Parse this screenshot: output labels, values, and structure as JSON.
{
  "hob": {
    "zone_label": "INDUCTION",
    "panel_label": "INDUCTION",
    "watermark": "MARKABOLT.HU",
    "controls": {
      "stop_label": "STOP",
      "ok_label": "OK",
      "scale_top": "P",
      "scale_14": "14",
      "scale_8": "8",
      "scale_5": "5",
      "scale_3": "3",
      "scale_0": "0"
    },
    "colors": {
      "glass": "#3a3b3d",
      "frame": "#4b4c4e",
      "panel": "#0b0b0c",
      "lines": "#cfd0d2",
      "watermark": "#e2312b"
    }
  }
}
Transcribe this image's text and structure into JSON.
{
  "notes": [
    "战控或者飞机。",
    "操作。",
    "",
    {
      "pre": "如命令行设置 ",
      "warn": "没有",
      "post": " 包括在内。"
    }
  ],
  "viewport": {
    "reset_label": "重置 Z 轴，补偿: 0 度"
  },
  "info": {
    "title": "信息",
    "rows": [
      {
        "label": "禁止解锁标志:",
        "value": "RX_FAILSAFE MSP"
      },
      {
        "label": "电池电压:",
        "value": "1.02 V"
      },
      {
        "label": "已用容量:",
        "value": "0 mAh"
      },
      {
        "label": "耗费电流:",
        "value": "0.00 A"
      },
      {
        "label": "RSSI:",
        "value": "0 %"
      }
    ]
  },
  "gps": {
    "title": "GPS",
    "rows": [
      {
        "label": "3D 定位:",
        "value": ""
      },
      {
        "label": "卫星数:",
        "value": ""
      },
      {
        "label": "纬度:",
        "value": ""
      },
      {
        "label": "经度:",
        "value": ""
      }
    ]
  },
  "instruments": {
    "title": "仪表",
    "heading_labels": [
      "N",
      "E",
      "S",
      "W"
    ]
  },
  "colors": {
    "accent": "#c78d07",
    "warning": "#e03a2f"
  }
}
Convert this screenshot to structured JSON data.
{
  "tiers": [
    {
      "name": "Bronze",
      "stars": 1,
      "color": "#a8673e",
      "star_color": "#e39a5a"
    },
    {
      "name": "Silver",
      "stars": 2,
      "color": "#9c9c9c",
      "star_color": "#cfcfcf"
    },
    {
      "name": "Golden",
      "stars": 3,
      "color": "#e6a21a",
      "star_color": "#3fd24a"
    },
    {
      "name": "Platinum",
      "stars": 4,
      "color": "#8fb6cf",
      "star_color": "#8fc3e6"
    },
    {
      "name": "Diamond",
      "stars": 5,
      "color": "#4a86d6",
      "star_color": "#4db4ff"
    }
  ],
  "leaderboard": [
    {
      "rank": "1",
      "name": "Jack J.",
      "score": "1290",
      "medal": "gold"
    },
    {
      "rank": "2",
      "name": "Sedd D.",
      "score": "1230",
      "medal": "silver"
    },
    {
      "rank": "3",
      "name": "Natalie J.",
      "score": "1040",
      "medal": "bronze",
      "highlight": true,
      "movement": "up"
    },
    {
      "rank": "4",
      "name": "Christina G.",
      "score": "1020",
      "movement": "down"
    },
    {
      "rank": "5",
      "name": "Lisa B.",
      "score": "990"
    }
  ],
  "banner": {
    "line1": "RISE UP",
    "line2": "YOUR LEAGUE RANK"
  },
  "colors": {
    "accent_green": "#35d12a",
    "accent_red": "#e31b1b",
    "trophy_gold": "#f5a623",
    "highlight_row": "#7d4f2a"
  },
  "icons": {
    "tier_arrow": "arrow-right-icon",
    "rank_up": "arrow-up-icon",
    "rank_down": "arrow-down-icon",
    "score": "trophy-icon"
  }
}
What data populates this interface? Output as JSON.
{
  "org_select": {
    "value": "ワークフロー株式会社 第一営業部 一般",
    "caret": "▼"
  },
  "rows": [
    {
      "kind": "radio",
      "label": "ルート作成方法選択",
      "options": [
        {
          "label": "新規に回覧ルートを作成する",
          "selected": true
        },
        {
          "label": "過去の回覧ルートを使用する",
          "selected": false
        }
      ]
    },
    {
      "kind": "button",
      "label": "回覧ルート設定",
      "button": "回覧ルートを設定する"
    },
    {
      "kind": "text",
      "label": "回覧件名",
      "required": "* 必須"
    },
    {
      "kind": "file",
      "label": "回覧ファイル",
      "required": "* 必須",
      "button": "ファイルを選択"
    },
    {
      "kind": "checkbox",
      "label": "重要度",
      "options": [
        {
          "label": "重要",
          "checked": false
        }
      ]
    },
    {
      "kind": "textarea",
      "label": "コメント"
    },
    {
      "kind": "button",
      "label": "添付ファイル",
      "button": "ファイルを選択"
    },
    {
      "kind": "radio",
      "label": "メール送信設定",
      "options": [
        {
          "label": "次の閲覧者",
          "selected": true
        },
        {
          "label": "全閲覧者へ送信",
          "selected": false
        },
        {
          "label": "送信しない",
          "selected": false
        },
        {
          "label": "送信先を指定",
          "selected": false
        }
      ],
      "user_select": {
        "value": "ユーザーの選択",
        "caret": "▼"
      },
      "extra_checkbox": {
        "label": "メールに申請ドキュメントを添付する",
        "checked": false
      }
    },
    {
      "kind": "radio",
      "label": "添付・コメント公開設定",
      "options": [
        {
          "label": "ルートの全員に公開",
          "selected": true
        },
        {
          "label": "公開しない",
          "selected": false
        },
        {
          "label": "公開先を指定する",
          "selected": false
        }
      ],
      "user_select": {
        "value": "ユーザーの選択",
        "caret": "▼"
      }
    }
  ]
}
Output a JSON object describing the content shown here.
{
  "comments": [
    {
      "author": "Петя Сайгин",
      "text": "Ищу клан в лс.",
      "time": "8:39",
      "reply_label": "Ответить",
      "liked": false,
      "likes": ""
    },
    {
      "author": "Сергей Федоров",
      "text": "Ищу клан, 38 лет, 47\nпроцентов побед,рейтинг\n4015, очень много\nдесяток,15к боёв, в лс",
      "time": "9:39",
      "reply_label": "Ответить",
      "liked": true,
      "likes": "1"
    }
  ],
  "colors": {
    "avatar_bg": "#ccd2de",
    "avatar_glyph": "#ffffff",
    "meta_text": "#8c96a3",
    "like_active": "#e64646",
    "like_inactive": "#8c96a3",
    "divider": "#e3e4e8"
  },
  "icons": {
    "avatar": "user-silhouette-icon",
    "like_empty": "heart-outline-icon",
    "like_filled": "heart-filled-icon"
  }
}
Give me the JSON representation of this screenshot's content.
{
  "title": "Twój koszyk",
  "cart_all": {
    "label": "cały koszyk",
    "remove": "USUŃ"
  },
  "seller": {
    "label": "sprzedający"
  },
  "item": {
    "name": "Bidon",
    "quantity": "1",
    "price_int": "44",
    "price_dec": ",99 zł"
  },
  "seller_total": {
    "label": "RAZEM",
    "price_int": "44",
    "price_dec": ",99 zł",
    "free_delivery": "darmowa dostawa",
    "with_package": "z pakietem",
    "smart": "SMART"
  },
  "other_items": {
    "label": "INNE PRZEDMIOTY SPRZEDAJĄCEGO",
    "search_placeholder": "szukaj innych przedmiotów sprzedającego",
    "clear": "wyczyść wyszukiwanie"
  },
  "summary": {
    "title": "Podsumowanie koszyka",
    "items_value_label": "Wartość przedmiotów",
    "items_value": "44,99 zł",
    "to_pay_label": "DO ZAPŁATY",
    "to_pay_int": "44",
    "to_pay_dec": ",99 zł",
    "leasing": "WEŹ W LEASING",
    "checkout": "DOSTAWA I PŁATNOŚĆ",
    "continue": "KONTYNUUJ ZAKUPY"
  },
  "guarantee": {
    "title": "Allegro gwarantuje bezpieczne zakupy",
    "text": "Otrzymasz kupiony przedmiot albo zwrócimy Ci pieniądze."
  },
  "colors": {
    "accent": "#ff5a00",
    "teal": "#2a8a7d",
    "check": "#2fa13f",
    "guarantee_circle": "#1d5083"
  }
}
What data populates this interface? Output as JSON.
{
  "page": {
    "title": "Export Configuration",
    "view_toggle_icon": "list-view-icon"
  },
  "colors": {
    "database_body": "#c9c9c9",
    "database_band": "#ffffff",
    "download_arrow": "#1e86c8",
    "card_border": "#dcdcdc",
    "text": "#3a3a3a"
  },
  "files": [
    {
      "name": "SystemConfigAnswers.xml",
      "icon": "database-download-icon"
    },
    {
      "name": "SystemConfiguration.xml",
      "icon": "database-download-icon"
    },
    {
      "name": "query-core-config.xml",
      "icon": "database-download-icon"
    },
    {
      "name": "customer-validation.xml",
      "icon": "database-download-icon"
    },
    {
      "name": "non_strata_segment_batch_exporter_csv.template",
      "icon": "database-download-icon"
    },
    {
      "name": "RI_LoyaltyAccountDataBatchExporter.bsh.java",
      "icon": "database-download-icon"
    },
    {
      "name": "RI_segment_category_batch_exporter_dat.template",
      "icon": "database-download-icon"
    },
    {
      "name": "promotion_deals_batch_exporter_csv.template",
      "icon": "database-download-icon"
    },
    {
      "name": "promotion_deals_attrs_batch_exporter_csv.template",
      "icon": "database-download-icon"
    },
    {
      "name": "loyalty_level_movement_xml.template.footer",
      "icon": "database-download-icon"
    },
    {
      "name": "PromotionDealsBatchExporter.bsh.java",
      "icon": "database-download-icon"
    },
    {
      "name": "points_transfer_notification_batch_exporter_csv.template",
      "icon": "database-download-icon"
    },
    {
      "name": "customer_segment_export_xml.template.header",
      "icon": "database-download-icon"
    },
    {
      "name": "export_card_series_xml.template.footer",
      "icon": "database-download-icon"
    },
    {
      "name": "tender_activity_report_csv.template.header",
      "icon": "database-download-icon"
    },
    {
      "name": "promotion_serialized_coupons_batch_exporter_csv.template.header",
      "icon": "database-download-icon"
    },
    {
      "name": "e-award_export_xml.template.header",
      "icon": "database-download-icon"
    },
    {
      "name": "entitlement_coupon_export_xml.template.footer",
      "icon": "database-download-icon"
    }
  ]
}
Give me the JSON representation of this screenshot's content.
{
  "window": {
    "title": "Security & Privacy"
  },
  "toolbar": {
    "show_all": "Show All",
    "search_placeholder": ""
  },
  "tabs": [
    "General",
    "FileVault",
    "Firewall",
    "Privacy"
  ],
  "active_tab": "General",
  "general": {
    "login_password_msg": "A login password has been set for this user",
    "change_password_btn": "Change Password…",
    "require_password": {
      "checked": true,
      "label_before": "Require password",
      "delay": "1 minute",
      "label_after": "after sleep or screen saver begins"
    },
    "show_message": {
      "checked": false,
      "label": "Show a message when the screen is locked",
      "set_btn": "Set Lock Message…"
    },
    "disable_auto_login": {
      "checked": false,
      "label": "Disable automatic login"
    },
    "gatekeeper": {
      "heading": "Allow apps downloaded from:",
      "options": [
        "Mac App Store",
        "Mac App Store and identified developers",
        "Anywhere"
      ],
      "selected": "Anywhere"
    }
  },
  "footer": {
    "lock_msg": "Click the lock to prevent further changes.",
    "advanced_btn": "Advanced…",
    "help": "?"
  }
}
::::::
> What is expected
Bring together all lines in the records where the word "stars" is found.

> Finished task
      "stars": 1,
      "stars": 2,
      "stars": 3,
      "stars": 4,
      "stars": 5,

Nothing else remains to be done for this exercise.